During the team’s first outing at the Indy 500, Paretta hopes young girls see ponytails fly over the wall during pit stops and women engineers communicating from the timing stand. She also wants the novelty to wear off quickly: “My hope is that in five years, us being a team of mostly women is the least interesting thing about us.”
“This isn’t women at the expense of men. I’m trying to expand the grid.”BETH PARETTA
For the past four years, Andra Buzatu (above), 23, worked as a diesel mechanic in the Coast Guard, on engines bigger than the cars she services at Paretta. “Everything is so delicate and precise that I have to remind myself to be gentle,” Buzatu says. “In IndyCar, there is no whacking stuff, no improvising, no duct taping pipes.” Adds performance engineer Lauren Sullivan, 33, who came to IndyCar from NASCAR by way of the aerospace industry, “It’s really like working on upside down airplanes.”
Before arriving at Indianapolis Motor Speedway last week, none of the women on De Silvestro’s pit crew had been to an IndyCar track. Some of them had never been to a racetrack. “I want race day to be here so badly,” says Amanda Frayer, 26, the outside rear tire changer. “Everyone tells me you can’t picture it. You just have to experience it.”

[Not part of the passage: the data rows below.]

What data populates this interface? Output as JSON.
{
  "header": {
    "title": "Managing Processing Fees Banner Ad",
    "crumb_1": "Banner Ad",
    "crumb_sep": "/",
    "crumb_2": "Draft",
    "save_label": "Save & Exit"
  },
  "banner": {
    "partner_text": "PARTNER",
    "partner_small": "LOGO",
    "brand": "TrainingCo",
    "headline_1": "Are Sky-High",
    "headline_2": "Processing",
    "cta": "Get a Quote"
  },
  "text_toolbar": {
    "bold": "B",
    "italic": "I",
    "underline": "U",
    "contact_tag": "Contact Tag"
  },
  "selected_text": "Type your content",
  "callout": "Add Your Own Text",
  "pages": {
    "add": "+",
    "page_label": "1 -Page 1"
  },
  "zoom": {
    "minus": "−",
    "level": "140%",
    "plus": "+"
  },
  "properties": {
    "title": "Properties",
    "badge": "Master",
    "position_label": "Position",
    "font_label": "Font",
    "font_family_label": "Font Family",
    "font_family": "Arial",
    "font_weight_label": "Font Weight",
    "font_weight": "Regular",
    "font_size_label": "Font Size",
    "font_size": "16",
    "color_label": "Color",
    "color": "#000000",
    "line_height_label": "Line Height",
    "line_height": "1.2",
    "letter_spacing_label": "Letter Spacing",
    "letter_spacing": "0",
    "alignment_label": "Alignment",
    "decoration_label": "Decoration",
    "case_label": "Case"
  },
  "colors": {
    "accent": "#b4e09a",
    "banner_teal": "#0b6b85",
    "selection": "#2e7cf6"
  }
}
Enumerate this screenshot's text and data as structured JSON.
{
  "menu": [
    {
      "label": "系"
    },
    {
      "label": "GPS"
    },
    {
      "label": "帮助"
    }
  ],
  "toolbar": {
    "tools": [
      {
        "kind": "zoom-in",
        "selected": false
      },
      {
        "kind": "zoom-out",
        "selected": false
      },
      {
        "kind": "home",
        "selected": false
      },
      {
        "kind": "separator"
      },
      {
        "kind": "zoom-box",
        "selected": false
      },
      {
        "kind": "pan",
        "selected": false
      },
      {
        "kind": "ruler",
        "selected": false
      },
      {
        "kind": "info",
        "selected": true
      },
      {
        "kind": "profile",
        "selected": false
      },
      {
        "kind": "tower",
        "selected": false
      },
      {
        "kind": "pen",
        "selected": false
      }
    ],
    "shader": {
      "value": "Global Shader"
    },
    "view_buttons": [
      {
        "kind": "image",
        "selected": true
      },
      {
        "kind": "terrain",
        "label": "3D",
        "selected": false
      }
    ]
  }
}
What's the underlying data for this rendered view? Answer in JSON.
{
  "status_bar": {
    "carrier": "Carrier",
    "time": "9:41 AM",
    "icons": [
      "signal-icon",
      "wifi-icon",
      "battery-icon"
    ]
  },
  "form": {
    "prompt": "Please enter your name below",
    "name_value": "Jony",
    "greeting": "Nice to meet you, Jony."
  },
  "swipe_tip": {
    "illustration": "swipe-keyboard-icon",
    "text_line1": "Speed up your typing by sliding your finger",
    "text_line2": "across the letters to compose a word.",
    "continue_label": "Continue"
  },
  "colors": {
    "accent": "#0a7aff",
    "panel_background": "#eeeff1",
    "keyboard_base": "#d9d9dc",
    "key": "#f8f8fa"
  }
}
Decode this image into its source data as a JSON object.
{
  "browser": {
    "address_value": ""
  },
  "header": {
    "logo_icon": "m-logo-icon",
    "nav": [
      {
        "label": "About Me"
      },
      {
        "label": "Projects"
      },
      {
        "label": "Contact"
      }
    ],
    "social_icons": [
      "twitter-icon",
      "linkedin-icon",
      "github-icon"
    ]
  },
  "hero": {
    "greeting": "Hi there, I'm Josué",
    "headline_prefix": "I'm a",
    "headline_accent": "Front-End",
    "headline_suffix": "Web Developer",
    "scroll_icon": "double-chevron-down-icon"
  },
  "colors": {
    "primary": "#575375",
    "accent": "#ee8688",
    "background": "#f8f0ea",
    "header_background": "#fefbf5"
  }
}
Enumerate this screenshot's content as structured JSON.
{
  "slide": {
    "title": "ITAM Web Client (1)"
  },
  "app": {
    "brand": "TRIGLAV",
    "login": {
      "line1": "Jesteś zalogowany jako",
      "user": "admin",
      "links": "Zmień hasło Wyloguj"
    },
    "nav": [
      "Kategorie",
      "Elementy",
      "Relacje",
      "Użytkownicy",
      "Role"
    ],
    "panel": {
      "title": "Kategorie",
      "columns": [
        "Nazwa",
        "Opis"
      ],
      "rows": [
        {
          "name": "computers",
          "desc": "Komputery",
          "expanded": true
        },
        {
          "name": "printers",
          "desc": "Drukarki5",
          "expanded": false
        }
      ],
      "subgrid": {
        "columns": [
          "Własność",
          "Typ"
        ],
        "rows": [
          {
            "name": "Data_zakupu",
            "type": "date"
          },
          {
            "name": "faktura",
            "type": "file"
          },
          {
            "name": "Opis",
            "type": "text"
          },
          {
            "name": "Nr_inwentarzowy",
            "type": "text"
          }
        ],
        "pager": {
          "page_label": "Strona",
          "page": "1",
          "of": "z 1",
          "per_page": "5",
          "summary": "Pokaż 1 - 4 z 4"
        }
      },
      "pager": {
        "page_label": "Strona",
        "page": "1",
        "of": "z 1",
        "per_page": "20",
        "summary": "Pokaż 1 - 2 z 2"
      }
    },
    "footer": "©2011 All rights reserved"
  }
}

Two members of De Silvestro’s pit crew, Sara Durant, 39, seen here checking tire wear after practice, and Muller, a backup tire changer and the Aeroscreen attendant during pit stops, are moms with young children at home. “Training for something again reminds me of who I am outside of the home,” Muller says. “It’s made me a better, happier, more present parent.”
“I’ve always suppressed parts of myself to be one of the guys. Here, it’s clear we have the ability and talent and I don’t feel that pressure.”LAUREN SULLIVAN One of only three women in history to finish on the podium in IndyCar (Danica Patrick and Sarah Fisher are the others), De Silvestro is thrilled to return to the series she says made her career. “The 500 is really close to my heart,” she says. “And the older you get, the more you realize how special and important this race is.”
At their first hot stop practices, the women were logging 15- to 18-second pits. On the Thursday before Indy 500 qualifying, their hot stops were down to sub-four seconds and competitive with every crew on pit lane. “I emailed them right away to say, ‘Ladies, that was amazing,'” Rinaman says. “And they’ve only been training since February.”
“Any time you see shifts in diversity, it’s because the people who were the majority opened the door.”BETH PARETTADe Silvestro’s qualifying effort was more dramatic than planned. She piloted the No. 16 for the first time since April just three days before last Saturday’s qualifying at IMS, where she failed to make the top 30. During Sunday’s Last Chance Qualifier, she punched her ticket into her sixth Indy 500. “We’re starting at the back, so we can be a bit crazier with strategy,” De Silvestro says. “I have full trust in this team. We have nothing to lose.”
Video by Erin Kirkland